47.   The Grand further estimated $48,100.00 to pressure wash the tanks and touch up paint in the defective areas and $38,990.00 to sandblast and resurface the main deck.

48.   Further, Jones testified that he could not opine on whether the $54,656.17 for work performed on the crane was fair and reasonable as he is not a crane expert.

49.   A formal, written contract is not required to assert a detrimental reliance claim. Rather, detrimental reliance is most asserted in cases where a formal contract does not exist. Bach v. Bd. of River Port Pilot Comm'rs, 15-765 (La. App. 5 Cir. 5/12/16), 193 So.3d 355, 364 n.8. Nevertheless, even where a formal written contract exists, if the contract is ambiguous and further interpretation is required to determine the parties' contractual intent at the time of execution of the contract as well as any subsequent modifications to the contract, a detrimental reliance claim may be available.

50.   Nierenberg and Coneybear testified that disruptive changes typically cost more than the cost of the actual change itself because it interrupts construction and, sometimes, requires workers to sit idle during those delays. Coneybear testified that these additional costs are very difficult to estimate.

51.   This figure is the total amount attributable to the changes, as calculated by Coneybear, minus the amount The Grand paid on the disputed change order relating to the change in the number of planetaries.

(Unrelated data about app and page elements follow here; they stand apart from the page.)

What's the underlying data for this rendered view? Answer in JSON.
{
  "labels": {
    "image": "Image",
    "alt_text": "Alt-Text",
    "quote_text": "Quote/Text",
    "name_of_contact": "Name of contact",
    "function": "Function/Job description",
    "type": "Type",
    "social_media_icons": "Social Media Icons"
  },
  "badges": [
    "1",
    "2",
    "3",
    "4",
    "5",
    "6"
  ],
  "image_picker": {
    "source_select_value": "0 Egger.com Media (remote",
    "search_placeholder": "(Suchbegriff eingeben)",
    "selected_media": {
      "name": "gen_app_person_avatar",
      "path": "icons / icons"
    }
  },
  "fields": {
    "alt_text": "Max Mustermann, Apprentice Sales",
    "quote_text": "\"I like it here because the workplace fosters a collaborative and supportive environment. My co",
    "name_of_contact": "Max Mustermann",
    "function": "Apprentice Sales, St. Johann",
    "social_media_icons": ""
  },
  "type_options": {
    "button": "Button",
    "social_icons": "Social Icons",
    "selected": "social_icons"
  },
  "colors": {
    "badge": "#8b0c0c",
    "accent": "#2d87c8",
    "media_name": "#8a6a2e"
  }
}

52.   The Grand, in response, argues that it is inappropriate for Semco to contend that the range of damages available rises to $13,300,464.00 because the jury verdict reflects that the jury rejected Semco's total cost claim.

53.   The jury verdict sheet does question whether Semco proved that reformation of the contract is appropriate but does not question whether rescission was granted or damages awarded pursuant to any equitable theory of recovery.

54.   Where a jury awards special damages, or those established to a reasonable mathematical certainty, a jury's discretion is more limited but its award is still reviewed for an abuse of discretion. Ezell, 84 So.3d at 652.

55.   The jury may have reasonably deducted the $419,995.00 reflected in Coneybear's estimate for the actual cost of materials and subcontractors for the aluminum versus steel construction and may have rejected Coneybear's estimate that the material change from aluminum to steel necessitated 8,073 additional man-hours.